WALL STREET doesn't come cheap. Harvard economist Lawrence Summers has calculated that investors paid $75 billion in various fees and commissions to keep financiers across the country in their yachts in 1988. To make some comparisons, that sum is more than half of the net investment of United States business on plant and equipment, and somewhat larger than half of corporate tax revenues.
Are Wall Streeters worth that big money?
Professor Summers ducks that one by citing an old saying, ``The value of a thing is what it will bring.'' He adds, ``People who pay those people probably think they are getting their money's worth. But whether the country is getting its money's worth is another question.''
That $75 billion pays the expenses, salaries, and profits of brokerage houses, investment banking firms, money management shops, and other aspects of the nation's financial system. It doesn't include commercial banking or the thrifts.
About 20 to 25 percent of Wall Street earnings goes to dealmakers - the investment banks, law firms, and others who help with mergers, acquisitions, and leveraged buyouts.
Such deals often involve fees that raise the eyebrows of those making substantially less. To take an extreme case, the original 1989 buyout of RJR Nabisco Inc. by Kohlberg Kravis Roberts & Co. generated more than $1 billion in fees for Wall Street. The food and tobacco company has budgeted another $250 million in fees for banks, Wall Street firms, and other advisers in a $5.3 billion debt refinancing planned for this summer.
With that sort of money slushing about, Wall Street salaries are often fat. Summers wonders if they are drawing talent ``that could be more usefully employed elsewhere.''
When a famed dealmaker not long ago started his own firm, Wasserstein, Perella & Co., some 36,000 applications were received for eight jobs. About half of Yale University's 1987 graduates applied for positions with First Boston Corporation, another investment banking firm.
Why hasn't fresh competition driven salaries down?
One reason is that corporate executives faced with takeovers or planning an acquisition themselves want the best, most experienced help possible. As a rule, the fees are small compared to the size of the transaction. And the stakes are so high for both a company and its executives that fees fade in importance.
Another reason is that those initiating deals expect to make much more money than the transaction costs.
Summers wouldn't want to see regulations limiting Wall Street fees. He figures corporate executives are sophisticated enough financially that they don't need consumer-type protections.

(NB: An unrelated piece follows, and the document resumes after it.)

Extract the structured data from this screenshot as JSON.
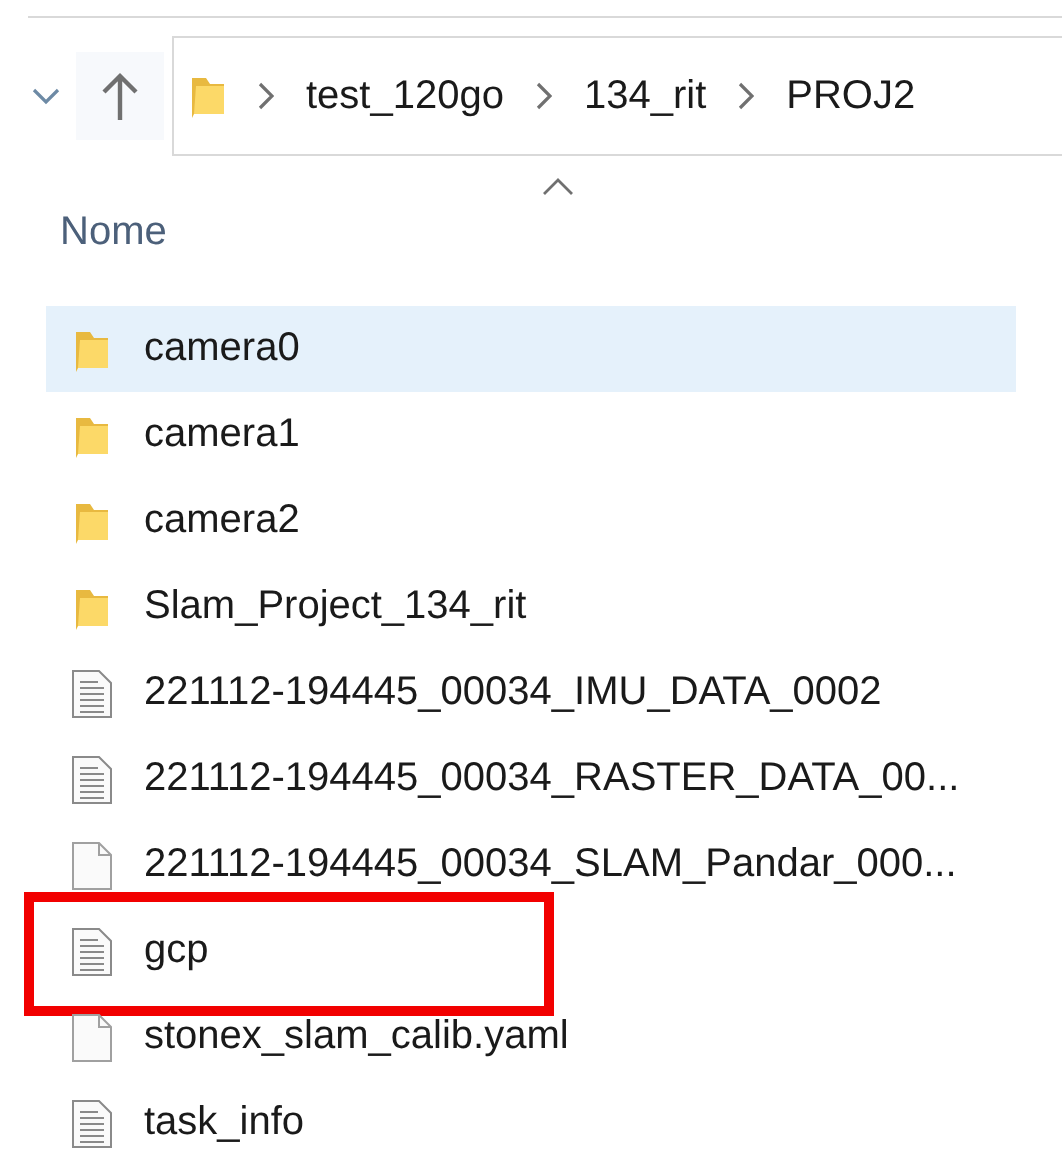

Nonetheless, he would like changes in the law to discourage mergers and acquisitions that are marginal, offering little prospect for improving the efficiency of the corporations involved. One such change would be to reduce the tax advantages of interest payments over stock dividends. The economics of some buyouts hang on saddling Uncle Sam with reduced tax revenues. In paying for the takeover, the new managers raise corporate debt and thereby boost a company's tax-deductible interest payments. Further, Summers would rule out ``equities in drag'' - securities described as bonds to take advantage of their favorable tax position but which are really corporate stocks.
Summers would strengthen the role of directors, enabling them to force executives to trim the flab that makes companies attractive buyout candidates. He suggests officers of investment institutions owning large chunks of corporate stocks, such as pensions funds, should be ``hassling'' executives of these companies, seeking more wisdom and efficiencies. And he would clarify the currently murky laws in the merger and acquisition areas so that expert legal advise becomes less valuable.
It seems unlikely that Wall Street salaries this year will be as huge as in earlier years. The value of fee-rich mergers is down some 50 percent. Another important source of commissions, those which firms earn from underwriting stocks and bonds, amounted to a ``paltry'' $1.2 billion in the first half of 1990, notes Securities Data Company. That's down 17 percent from a year earlier, and a five-year low. Yacht builders may face a slump.